| AVAILABLE DATA |
▼▼▼
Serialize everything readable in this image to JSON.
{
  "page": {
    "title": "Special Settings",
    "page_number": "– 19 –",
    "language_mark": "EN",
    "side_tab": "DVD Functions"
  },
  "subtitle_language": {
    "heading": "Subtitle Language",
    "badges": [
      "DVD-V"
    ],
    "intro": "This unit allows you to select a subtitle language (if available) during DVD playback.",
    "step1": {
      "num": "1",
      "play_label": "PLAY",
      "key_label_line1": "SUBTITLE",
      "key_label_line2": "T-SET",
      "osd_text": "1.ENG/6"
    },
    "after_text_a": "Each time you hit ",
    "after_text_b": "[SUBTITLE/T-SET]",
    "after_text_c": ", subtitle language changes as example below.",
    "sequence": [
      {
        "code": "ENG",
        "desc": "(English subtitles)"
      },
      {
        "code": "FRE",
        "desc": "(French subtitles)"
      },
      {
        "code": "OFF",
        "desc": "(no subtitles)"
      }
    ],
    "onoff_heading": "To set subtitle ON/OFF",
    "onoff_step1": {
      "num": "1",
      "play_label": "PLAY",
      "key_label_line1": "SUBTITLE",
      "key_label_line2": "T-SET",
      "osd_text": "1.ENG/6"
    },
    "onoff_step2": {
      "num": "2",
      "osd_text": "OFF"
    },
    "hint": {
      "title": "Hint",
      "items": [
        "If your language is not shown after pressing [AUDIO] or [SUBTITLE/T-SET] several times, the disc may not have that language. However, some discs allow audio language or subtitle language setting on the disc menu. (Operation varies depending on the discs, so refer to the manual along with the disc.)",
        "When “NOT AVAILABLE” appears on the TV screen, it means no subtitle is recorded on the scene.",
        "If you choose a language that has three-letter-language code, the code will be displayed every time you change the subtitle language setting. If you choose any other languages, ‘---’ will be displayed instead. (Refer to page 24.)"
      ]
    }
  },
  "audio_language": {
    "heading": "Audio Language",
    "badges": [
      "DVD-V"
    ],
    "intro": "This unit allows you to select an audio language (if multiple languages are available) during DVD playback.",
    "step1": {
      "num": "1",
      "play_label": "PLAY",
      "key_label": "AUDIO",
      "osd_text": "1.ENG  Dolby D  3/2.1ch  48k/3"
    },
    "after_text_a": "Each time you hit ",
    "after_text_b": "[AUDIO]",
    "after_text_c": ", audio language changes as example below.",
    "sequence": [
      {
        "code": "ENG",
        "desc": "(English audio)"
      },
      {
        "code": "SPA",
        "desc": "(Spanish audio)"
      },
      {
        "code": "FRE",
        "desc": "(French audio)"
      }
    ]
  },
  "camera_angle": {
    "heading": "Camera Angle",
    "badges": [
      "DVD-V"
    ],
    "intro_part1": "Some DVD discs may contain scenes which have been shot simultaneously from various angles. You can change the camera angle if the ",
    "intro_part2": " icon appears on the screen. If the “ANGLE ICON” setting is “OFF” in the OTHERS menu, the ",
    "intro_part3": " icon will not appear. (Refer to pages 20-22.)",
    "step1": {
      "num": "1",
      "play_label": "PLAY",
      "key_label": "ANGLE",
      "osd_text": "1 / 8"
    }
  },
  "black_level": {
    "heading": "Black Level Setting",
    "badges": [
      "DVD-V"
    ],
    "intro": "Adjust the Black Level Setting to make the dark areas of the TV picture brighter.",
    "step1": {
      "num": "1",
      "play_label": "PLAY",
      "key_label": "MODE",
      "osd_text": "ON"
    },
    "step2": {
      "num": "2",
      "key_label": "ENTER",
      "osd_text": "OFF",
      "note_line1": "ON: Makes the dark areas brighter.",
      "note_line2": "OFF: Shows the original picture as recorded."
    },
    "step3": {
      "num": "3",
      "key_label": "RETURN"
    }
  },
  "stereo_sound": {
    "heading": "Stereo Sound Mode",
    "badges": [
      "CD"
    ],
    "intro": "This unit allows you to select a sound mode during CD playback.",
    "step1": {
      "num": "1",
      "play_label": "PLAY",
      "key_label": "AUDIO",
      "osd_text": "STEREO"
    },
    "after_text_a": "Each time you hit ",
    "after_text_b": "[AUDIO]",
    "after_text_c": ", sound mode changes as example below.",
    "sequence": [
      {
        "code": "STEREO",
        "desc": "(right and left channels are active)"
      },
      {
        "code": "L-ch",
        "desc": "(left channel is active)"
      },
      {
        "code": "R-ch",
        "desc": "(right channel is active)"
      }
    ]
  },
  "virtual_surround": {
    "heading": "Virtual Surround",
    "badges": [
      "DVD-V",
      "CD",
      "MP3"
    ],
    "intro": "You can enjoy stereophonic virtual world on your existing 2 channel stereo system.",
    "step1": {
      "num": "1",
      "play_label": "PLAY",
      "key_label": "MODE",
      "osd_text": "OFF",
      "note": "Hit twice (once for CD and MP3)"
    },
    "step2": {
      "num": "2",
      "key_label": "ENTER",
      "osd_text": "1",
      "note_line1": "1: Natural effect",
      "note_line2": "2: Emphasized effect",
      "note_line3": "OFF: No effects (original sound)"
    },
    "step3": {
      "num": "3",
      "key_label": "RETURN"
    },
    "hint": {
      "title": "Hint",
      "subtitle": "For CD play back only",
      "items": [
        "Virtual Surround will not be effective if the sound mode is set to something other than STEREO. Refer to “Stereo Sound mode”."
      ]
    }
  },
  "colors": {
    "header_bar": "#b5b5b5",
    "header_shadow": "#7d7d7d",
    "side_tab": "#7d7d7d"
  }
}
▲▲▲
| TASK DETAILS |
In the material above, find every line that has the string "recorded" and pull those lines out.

| RESPONSE |
        "When “NOT AVAILABLE” appears on the TV screen, it means no subtitle is recorded on the scene.",
      "note_line2": "OFF: Shows the original picture as recorded."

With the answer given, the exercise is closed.